▶

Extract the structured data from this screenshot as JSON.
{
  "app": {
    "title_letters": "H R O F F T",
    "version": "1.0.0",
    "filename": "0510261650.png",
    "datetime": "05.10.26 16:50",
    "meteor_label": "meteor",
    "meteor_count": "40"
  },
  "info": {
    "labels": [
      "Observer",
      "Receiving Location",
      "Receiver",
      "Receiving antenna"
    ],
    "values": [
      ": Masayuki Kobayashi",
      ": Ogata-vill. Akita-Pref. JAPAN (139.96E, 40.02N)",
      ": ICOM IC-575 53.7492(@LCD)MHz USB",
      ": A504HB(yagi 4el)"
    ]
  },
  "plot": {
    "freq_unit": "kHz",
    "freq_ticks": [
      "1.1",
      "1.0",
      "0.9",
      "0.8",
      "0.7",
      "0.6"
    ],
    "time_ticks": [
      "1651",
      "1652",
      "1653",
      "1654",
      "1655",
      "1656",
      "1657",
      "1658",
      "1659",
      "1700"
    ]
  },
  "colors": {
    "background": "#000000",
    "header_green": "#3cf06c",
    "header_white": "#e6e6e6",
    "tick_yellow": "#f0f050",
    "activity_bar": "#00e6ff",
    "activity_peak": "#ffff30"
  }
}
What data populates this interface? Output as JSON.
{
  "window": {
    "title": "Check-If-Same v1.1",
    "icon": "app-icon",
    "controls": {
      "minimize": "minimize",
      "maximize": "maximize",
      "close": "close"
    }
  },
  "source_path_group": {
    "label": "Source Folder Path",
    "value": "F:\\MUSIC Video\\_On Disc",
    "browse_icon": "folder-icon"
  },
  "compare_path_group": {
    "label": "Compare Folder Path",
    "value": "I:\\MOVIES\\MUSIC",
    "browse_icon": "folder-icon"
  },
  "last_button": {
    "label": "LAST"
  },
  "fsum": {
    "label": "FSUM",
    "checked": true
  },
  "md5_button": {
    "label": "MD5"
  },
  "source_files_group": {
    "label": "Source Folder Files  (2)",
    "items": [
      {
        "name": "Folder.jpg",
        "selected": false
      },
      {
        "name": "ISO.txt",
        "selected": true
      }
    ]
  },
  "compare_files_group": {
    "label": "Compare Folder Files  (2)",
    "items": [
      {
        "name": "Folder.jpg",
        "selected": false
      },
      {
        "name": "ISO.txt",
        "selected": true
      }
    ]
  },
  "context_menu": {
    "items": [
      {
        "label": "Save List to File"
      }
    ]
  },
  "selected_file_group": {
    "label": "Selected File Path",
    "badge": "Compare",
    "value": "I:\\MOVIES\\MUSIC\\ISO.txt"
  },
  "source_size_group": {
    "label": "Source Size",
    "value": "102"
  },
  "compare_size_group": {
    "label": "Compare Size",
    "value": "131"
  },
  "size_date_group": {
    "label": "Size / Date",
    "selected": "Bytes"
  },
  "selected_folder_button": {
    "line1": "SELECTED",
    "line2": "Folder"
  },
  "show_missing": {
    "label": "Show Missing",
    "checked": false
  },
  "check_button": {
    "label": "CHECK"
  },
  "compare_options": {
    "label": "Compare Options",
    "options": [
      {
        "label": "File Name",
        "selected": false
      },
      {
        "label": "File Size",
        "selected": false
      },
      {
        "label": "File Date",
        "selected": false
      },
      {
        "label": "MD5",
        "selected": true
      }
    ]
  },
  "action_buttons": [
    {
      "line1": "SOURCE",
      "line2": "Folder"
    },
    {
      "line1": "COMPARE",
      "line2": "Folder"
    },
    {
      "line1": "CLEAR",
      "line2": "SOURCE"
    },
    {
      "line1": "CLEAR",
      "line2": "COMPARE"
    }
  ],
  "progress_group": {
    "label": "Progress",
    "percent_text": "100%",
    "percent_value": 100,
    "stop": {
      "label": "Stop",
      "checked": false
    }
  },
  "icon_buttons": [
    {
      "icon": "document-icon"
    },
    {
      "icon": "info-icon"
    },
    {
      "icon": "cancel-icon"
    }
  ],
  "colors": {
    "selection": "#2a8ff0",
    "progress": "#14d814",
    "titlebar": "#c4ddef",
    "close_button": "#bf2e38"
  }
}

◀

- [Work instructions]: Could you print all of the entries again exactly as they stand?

- [Completed exercise]:
Extract the structured data from this screenshot as JSON.
{
  "app": {
    "title_letters": "H R O F F T",
    "version": "1.0.0",
    "filename": "0510261650.png",
    "datetime": "05.10.26 16:50",
    "meteor_label": "meteor",
    "meteor_count": "40"
  },
  "info": {
    "labels": [
      "Observer",
      "Receiving Location",
      "Receiver",
      "Receiving antenna"
    ],
    "values": [
      ": Masayuki Kobayashi",
      ": Ogata-vill. Akita-Pref. JAPAN (139.96E, 40.02N)",
      ": ICOM IC-575 53.7492(@LCD)MHz USB",
      ": A504HB(yagi 4el)"
    ]
  },
  "plot": {
    "freq_unit": "kHz",
    "freq_ticks": [
      "1.1",
      "1.0",
      "0.9",
      "0.8",
      "0.7",
      "0.6"
    ],
    "time_ticks": [
      "1651",
      "1652",
      "1653",
      "1654",
      "1655",
      "1656",
      "1657",
      "1658",
      "1659",
      "1700"
    ]
  },
  "colors": {
    "background": "#000000",
    "header_green": "#3cf06c",
    "header_white": "#e6e6e6",
    "tick_yellow": "#f0f050",
    "activity_bar": "#00e6ff",
    "activity_peak": "#ffff30"
  }
}
What data populates this interface? Output as JSON.
{
  "window": {
    "title": "Check-If-Same v1.1",
    "icon": "app-icon",
    "controls": {
      "minimize": "minimize",
      "maximize": "maximize",
      "close": "close"
    }
  },
  "source_path_group": {
    "label": "Source Folder Path",
    "value": "F:\\MUSIC Video\\_On Disc",
    "browse_icon": "folder-icon"
  },
  "compare_path_group": {
    "label": "Compare Folder Path",
    "value": "I:\\MOVIES\\MUSIC",
    "browse_icon": "folder-icon"
  },
  "last_button": {
    "label": "LAST"
  },
  "fsum": {
    "label": "FSUM",
    "checked": true
  },
  "md5_button": {
    "label": "MD5"
  },
  "source_files_group": {
    "label": "Source Folder Files  (2)",
    "items": [
      {
        "name": "Folder.jpg",
        "selected": false
      },
      {
        "name": "ISO.txt",
        "selected": true
      }
    ]
  },
  "compare_files_group": {
    "label": "Compare Folder Files  (2)",
    "items": [
      {
        "name": "Folder.jpg",
        "selected": false
      },
      {
        "name": "ISO.txt",
        "selected": true
      }
    ]
  },
  "context_menu": {
    "items": [
      {
        "label": "Save List to File"
      }
    ]
  },
  "selected_file_group": {
    "label": "Selected File Path",
    "badge": "Compare",
    "value": "I:\\MOVIES\\MUSIC\\ISO.txt"
  },
  "source_size_group": {
    "label": "Source Size",
    "value": "102"
  },
  "compare_size_group": {
    "label": "Compare Size",
    "value": "131"
  },
  "size_date_group": {
    "label": "Size / Date",
    "selected": "Bytes"
  },
  "selected_folder_button": {
    "line1": "SELECTED",
    "line2": "Folder"
  },
  "show_missing": {
    "label": "Show Missing",
    "checked": false
  },
  "check_button": {
    "label": "CHECK"
  },
  "compare_options": {
    "label": "Compare Options",
    "options": [
      {
        "label": "File Name",
        "selected": false
      },
      {
        "label": "File Size",
        "selected": false
      },
      {
        "label": "File Date",
        "selected": false
      },
      {
        "label": "MD5",
        "selected": true
      }
    ]
  },
  "action_buttons": [
    {
      "line1": "SOURCE",
      "line2": "Folder"
    },
    {
      "line1": "COMPARE",
      "line2": "Folder"
    },
    {
      "line1": "CLEAR",
      "line2": "SOURCE"
    },
    {
      "line1": "CLEAR",
      "line2": "COMPARE"
    }
  ],
  "progress_group": {
    "label": "Progress",
    "percent_text": "100%",
    "percent_value": 100,
    "stop": {
      "label": "Stop",
      "checked": false
    }
  },
  "icon_buttons": [
    {
      "icon": "document-icon"
    },
    {
      "icon": "info-icon"
    },
    {
      "icon": "cancel-icon"
    }
  ],
  "colors": {
    "selection": "#2a8ff0",
    "progress": "#14d814",
    "titlebar": "#c4ddef",
    "close_button": "#bf2e38"
  }
}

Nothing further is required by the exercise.